Mountain bikers and hikers will have a new trail to explore in the Lincoln Park neighborhood this summer.
Spearheaded by the Cyclists of Gitchee Gumee Shores, better known as COGGS, the approximately 1-mile Craft Connector trail will run from Enger Tower down to North 16th Avenue West. Its location makes it less susceptible to the harsh weather conditions of Duluth and connects the neighborhood to a large network of trails that span the city.
“Basically, it's just connecting desirable places to (each other),” COGGS volunteer Adam Sundberg said.
The main Craft Connector trail will be a two-way route for people on foot, snowshoes, bikes or anything else that’s human-powered.
Duluth’s trails are often heavily impacted by weather, as the mostly clay soil tends to retain water for long periods of time. But the Craft Connector, with its rocky soil and increased wind exposure due to a lack of trees, will likely fare better than Duluth’s other trails, Sundberg said.
A separate, one-way section of the trail may be added later. Like the main trail, it would also be a haven during rain events. The city would have to approve this trail before it could be built.
Sundberg said this trail would be designed to be fun.
“For the recreational experience of a bike ... being able to coast and have some momentum (is great),” he said. “There's kind of some roller-coaster aspects (like) ups and downs.”
The ups and downs serve another purpose: to help shed water. When water pools, the trail can become damaged over time, he said.
Between Enger Tower and 16th Avenue West, the trail will connect to the Duluth Traverse Trail — a nearly 90-mile system that runs from Chambers Grove Park to Lester Park — and to the Superior Hiking Trail.
COGGS chose to add a trail to Lincoln Park as it connects the neighborhood and its businesses to the Duluth Traverse Trail, Sundberg said.
“Enger Tower is (also) such an iconic Duluth landmark that we wanted to continue the trail so people can get from Lincoln Park all the way up to Enger," he said. “Or instead of spending time in Enger, they can come down and get on down … to Lincoln Park.”
COGGS will maintain the Craft Connector, like it does with several other trail routes that diverge from the Duluth Traverse Trail. The city is responsible for maintaining the Duluth Traverse.
At a Lincoln Park neighborhood meeting in February, some people voiced questions about the trail’s road crossings. To slow down bikers, Sundberg said the trails will have sharp turns or other trail features located right before the road.
Construction on the trail will start and be completed this summer; an exact timeline isn’t yet known.
COGGS, which raises money through memberships, corporate sponsorships and fundraising events, is funding the trail's construction.
Creating a trail starts with a hike to locate interesting rock features that the trail will include, as well as wet areas to avoid. When a path is determined, it's brought to the city for approval.

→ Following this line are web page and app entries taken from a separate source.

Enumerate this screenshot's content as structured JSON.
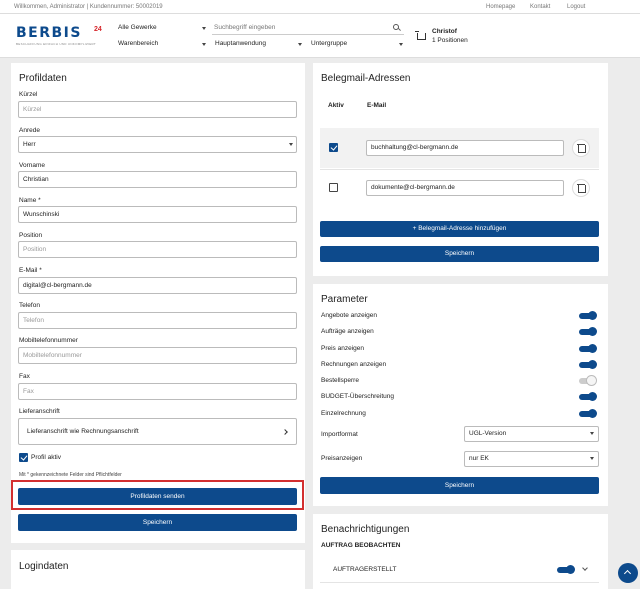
{
  "topbar": {
    "welcome": "Willkommen, Administrator | Kundennummer: 50002019",
    "links": [
      "Homepage",
      "Kontakt",
      "Logout"
    ]
  },
  "header": {
    "logo_text": "BERBIS",
    "logo_sup": "24",
    "logo_tagline": "BESCHAFFUNG EINFACH UND UNKOMPLIZIERT",
    "gewerke_select": "Alle Gewerke",
    "warenbereich_select": "Warenbereich",
    "search_placeholder": "Suchbegriff eingeben",
    "hauptanwendung_select": "Hauptanwendung",
    "untergruppe_select": "Untergruppe",
    "user_name": "Christof",
    "cart_count": "1 Positionen"
  },
  "profil": {
    "title": "Profildaten",
    "kuerzel_label": "Kürzel",
    "kuerzel_placeholder": "Kürzel",
    "anrede_label": "Anrede",
    "anrede_value": "Herr",
    "vorname_label": "Vorname",
    "vorname_value": "Christian",
    "name_label": "Name *",
    "name_value": "Wunschinski",
    "position_label": "Position",
    "position_placeholder": "Position",
    "email_label": "E-Mail *",
    "email_value": "digital@cl-bergmann.de",
    "telefon_label": "Telefon",
    "telefon_placeholder": "Telefon",
    "mobil_label": "Mobiltelefonnummer",
    "mobil_placeholder": "Mobiltelefonnummer",
    "fax_label": "Fax",
    "fax_placeholder": "Fax",
    "lieferanschrift_label": "Lieferanschrift",
    "lieferanschrift_value": "Lieferanschrift wie Rechnungsanschrift",
    "profil_aktiv_label": "Profil aktiv",
    "pflicht_note": "Mit * gekennzeichnete Felder sind Pflichtfelder",
    "senden_button": "Profildaten senden",
    "speichern_button": "Speichern"
  },
  "login": {
    "title": "Logindaten"
  },
  "belegmail": {
    "title": "Belegmail-Adressen",
    "col_aktiv": "Aktiv",
    "col_email": "E-Mail",
    "rows": [
      {
        "email": "buchhaltung@cl-bergmann.de",
        "active": true
      },
      {
        "email": "dokumente@cl-bergmann.de",
        "active": false
      }
    ],
    "add_button": "+ Belegmail-Adresse hinzufügen",
    "speichern_button": "Speichern"
  },
  "parameter": {
    "title": "Parameter",
    "toggles": [
      {
        "label": "Angebote anzeigen",
        "on": true
      },
      {
        "label": "Aufträge anzeigen",
        "on": true
      },
      {
        "label": "Preis anzeigen",
        "on": true
      },
      {
        "label": "Rechnungen anzeigen",
        "on": true
      },
      {
        "label": "Bestellsperre",
        "on": false
      },
      {
        "label": "BUDGET-Überschreitung",
        "on": true
      },
      {
        "label": "Einzelrechnung",
        "on": true
      }
    ],
    "importformat_label": "Importformat",
    "importformat_value": "UGL-Version",
    "preisanzeigen_label": "Preisanzeigen",
    "preisanzeigen_value": "nur EK",
    "speichern_button": "Speichern"
  },
  "benachrichtigungen": {
    "title": "Benachrichtigungen",
    "subtitle": "AUFTRAG BEOBACHTEN",
    "item_label": "AUFTRAGERSTELLT",
    "item_on": true
  }
}
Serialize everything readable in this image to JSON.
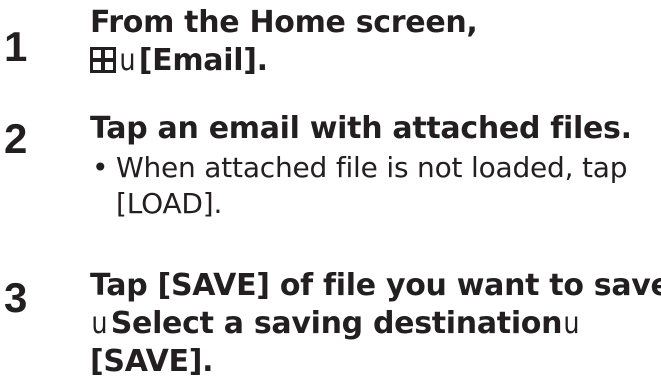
{
  "steps": [
    {
      "number": "1",
      "lines": [
        {
          "parts": [
            "From the Home screen,"
          ]
        },
        {
          "icon": "apps-grid-icon",
          "sep": "u",
          "parts": [
            "[Email]."
          ]
        }
      ]
    },
    {
      "number": "2",
      "title": "Tap an email with attached files.",
      "note_bullet": "•",
      "note_lines": [
        "When attached file is not loaded, tap",
        "[LOAD]."
      ]
    },
    {
      "number": "3",
      "line1": "Tap [SAVE] of file you want to save",
      "line2_sep": "u",
      "line2_text": "Select a saving destination",
      "line2_sep2": "u",
      "line3": "[SAVE]."
    }
  ],
  "colors": {
    "text": "#231f20"
  }
}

The Craft Connector trail was approved several years ago in the Duluth Traverse Mini Master Plan, Sundberg said. That plan was also subject to an environmental assessment.
“We know that it's not going to be interfering with any environmentally sensitive species,” he said.
After all approvals are granted, trail construction begins. Trails can be built with hand tools that cut away the top layer of grass and roots to reveal the mineral layer of soil. Or, a contractor can use mini-excavators to move and shape dirt.
A gala on Saturday, March 14, will raise money for COGGS. More information is available at coggs.com.
This story originally misstated future plans for the possible one-way section of the trail. It was updated at 1:15 p.m. March 11. The city will have to approve the trail section before it can be built. The News Tribune regrets the error.